◆ Task prompt
Pull every line holding the word "edited" out of the data and copy it.

:: Dataset extract

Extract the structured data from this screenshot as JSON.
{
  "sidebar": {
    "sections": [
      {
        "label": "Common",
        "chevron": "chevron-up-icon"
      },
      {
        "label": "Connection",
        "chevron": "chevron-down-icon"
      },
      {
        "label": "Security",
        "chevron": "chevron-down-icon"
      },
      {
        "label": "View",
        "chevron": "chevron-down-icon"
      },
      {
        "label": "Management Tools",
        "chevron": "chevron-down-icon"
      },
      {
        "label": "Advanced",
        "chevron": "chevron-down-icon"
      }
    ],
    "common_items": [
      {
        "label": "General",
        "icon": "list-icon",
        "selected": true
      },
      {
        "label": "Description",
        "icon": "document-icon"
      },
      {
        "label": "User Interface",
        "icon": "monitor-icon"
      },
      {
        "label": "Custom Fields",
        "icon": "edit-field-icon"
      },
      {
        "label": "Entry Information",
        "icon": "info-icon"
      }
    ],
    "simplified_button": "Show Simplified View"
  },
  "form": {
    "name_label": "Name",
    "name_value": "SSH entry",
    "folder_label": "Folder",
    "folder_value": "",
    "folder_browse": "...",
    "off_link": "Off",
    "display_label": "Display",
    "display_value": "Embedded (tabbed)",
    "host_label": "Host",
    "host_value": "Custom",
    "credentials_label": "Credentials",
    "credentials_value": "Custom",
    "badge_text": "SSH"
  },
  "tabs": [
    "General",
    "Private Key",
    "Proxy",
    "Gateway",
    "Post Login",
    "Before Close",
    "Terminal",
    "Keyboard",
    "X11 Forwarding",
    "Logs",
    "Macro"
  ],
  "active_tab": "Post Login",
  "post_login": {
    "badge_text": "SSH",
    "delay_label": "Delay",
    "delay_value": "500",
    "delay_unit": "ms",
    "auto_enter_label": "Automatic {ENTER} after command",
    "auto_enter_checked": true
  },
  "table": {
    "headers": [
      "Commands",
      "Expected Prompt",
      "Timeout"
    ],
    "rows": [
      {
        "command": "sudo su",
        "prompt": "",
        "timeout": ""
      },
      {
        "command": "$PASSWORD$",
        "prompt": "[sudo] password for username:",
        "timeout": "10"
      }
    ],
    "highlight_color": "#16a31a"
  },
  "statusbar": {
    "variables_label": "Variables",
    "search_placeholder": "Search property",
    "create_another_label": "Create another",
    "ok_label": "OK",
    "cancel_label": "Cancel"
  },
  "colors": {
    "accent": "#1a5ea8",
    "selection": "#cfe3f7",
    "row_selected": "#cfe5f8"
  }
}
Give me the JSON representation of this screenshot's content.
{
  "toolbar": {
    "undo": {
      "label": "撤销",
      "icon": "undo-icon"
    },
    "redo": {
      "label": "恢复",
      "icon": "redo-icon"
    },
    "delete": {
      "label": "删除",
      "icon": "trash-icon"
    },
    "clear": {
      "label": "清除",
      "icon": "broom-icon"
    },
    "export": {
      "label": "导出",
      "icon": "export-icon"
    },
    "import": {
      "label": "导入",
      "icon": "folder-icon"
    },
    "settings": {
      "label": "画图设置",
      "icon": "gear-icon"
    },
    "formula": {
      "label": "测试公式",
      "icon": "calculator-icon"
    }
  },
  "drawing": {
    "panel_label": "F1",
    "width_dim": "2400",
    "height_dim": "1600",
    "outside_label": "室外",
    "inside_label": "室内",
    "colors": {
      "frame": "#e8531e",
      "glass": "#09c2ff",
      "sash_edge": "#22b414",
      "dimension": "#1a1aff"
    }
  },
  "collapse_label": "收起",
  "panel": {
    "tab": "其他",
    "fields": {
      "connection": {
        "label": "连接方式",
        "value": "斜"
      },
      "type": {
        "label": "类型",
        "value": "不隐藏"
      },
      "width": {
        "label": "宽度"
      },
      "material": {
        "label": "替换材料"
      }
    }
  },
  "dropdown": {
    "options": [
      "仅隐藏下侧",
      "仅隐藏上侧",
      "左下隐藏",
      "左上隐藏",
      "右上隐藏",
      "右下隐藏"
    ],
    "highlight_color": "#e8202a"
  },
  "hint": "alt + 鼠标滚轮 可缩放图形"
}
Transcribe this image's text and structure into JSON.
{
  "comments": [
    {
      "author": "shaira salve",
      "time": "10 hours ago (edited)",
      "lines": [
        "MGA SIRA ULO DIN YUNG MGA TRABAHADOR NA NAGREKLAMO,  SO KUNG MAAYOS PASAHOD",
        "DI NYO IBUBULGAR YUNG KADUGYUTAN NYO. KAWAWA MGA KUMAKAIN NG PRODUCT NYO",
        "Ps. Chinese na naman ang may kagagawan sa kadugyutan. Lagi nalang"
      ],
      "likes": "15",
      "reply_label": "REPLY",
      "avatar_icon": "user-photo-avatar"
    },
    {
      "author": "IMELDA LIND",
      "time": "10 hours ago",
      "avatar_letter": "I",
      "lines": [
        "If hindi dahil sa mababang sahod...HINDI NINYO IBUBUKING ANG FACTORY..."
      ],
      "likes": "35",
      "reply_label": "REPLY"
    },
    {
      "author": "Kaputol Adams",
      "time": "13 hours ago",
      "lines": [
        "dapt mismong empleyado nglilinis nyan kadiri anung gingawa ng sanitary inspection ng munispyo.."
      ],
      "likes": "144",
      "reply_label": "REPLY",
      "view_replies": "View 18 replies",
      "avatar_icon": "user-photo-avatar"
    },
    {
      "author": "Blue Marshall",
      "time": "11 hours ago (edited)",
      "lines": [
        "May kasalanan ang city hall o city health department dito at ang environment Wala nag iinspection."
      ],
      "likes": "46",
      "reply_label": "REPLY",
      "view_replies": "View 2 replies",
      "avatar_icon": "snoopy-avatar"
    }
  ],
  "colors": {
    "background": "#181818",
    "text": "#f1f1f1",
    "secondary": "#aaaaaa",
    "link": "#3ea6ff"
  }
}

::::

◆ Response to this task
      "time": "10 hours ago (edited)",
      "time": "11 hours ago (edited)",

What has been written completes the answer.